==== Material supplied
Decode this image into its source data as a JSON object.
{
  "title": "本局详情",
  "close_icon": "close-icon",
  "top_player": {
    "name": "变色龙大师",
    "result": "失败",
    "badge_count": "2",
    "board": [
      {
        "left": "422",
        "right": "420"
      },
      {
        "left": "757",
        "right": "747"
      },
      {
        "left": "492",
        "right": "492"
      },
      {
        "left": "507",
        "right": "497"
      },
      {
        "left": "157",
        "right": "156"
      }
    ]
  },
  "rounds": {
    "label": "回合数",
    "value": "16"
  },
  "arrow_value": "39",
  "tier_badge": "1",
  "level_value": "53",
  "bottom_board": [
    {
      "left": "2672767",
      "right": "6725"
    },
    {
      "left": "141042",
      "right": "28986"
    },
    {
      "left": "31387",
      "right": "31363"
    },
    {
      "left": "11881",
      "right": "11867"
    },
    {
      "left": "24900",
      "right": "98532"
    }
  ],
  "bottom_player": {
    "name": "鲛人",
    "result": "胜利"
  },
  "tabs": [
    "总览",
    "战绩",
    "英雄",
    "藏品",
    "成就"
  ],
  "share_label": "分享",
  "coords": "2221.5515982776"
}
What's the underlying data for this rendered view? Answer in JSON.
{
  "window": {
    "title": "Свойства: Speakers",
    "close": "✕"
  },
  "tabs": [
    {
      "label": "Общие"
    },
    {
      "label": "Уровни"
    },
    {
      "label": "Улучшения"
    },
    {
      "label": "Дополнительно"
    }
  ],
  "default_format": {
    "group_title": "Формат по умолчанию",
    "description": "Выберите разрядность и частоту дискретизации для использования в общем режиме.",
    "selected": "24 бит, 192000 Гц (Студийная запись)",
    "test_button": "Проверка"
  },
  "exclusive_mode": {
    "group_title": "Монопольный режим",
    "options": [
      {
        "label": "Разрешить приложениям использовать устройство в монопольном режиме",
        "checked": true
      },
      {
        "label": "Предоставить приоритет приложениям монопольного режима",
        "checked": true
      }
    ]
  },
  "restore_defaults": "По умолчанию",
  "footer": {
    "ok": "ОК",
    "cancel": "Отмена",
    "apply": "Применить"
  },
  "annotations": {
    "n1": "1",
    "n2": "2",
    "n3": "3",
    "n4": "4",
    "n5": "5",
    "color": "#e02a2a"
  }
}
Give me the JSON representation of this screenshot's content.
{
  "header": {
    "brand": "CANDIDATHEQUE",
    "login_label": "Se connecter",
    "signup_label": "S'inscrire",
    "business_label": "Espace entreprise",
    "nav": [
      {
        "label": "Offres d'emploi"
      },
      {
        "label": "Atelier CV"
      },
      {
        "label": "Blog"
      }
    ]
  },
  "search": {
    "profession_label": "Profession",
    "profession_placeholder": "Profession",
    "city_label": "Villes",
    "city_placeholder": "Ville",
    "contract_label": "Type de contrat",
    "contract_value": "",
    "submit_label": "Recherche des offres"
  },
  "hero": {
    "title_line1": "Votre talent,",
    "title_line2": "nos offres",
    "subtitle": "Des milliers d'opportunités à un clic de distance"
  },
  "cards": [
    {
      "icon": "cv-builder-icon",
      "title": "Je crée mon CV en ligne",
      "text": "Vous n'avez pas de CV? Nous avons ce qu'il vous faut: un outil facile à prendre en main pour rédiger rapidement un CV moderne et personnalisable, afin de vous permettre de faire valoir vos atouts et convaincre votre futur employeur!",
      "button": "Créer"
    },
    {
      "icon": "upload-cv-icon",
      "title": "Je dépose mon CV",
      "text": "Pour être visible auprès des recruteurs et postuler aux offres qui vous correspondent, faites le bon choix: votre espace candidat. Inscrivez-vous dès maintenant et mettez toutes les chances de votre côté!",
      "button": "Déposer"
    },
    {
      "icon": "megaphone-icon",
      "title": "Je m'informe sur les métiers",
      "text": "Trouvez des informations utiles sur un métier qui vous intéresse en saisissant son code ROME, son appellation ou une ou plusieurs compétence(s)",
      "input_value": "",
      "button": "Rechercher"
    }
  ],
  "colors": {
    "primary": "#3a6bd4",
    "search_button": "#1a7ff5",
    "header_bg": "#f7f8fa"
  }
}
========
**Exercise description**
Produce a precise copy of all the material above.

**Output below**
Decode this image into its source data as a JSON object.
{
  "title": "本局详情",
  "close_icon": "close-icon",
  "top_player": {
    "name": "变色龙大师",
    "result": "失败",
    "badge_count": "2",
    "board": [
      {
        "left": "422",
        "right": "420"
      },
      {
        "left": "757",
        "right": "747"
      },
      {
        "left": "492",
        "right": "492"
      },
      {
        "left": "507",
        "right": "497"
      },
      {
        "left": "157",
        "right": "156"
      }
    ]
  },
  "rounds": {
    "label": "回合数",
    "value": "16"
  },
  "arrow_value": "39",
  "tier_badge": "1",
  "level_value": "53",
  "bottom_board": [
    {
      "left": "2672767",
      "right": "6725"
    },
    {
      "left": "141042",
      "right": "28986"
    },
    {
      "left": "31387",
      "right": "31363"
    },
    {
      "left": "11881",
      "right": "11867"
    },
    {
      "left": "24900",
      "right": "98532"
    }
  ],
  "bottom_player": {
    "name": "鲛人",
    "result": "胜利"
  },
  "tabs": [
    "总览",
    "战绩",
    "英雄",
    "藏品",
    "成就"
  ],
  "share_label": "分享",
  "coords": "2221.5515982776"
}
What's the underlying data for this rendered view? Answer in JSON.
{
  "window": {
    "title": "Свойства: Speakers",
    "close": "✕"
  },
  "tabs": [
    {
      "label": "Общие"
    },
    {
      "label": "Уровни"
    },
    {
      "label": "Улучшения"
    },
    {
      "label": "Дополнительно"
    }
  ],
  "default_format": {
    "group_title": "Формат по умолчанию",
    "description": "Выберите разрядность и частоту дискретизации для использования в общем режиме.",
    "selected": "24 бит, 192000 Гц (Студийная запись)",
    "test_button": "Проверка"
  },
  "exclusive_mode": {
    "group_title": "Монопольный режим",
    "options": [
      {
        "label": "Разрешить приложениям использовать устройство в монопольном режиме",
        "checked": true
      },
      {
        "label": "Предоставить приоритет приложениям монопольного режима",
        "checked": true
      }
    ]
  },
  "restore_defaults": "По умолчанию",
  "footer": {
    "ok": "ОК",
    "cancel": "Отмена",
    "apply": "Применить"
  },
  "annotations": {
    "n1": "1",
    "n2": "2",
    "n3": "3",
    "n4": "4",
    "n5": "5",
    "color": "#e02a2a"
  }
}
Give me the JSON representation of this screenshot's content.
{
  "header": {
    "brand": "CANDIDATHEQUE",
    "login_label": "Se connecter",
    "signup_label": "S'inscrire",
    "business_label": "Espace entreprise",
    "nav": [
      {
        "label": "Offres d'emploi"
      },
      {
        "label": "Atelier CV"
      },
      {
        "label": "Blog"
      }
    ]
  },
  "search": {
    "profession_label": "Profession",
    "profession_placeholder": "Profession",
    "city_label": "Villes",
    "city_placeholder": "Ville",
    "contract_label": "Type de contrat",
    "contract_value": "",
    "submit_label": "Recherche des offres"
  },
  "hero": {
    "title_line1": "Votre talent,",
    "title_line2": "nos offres",
    "subtitle": "Des milliers d'opportunités à un clic de distance"
  },
  "cards": [
    {
      "icon": "cv-builder-icon",
      "title": "Je crée mon CV en ligne",
      "text": "Vous n'avez pas de CV? Nous avons ce qu'il vous faut: un outil facile à prendre en main pour rédiger rapidement un CV moderne et personnalisable, afin de vous permettre de faire valoir vos atouts et convaincre votre futur employeur!",
      "button": "Créer"
    },
    {
      "icon": "upload-cv-icon",
      "title": "Je dépose mon CV",
      "text": "Pour être visible auprès des recruteurs et postuler aux offres qui vous correspondent, faites le bon choix: votre espace candidat. Inscrivez-vous dès maintenant et mettez toutes les chances de votre côté!",
      "button": "Déposer"
    },
    {
      "icon": "megaphone-icon",
      "title": "Je m'informe sur les métiers",
      "text": "Trouvez des informations utiles sur un métier qui vous intéresse en saisissant son code ROME, son appellation ou une ou plusieurs compétence(s)",
      "input_value": "",
      "button": "Rechercher"
    }
  ],
  "colors": {
    "primary": "#3a6bd4",
    "search_button": "#1a7ff5",
    "header_bg": "#f7f8fa"
  }
}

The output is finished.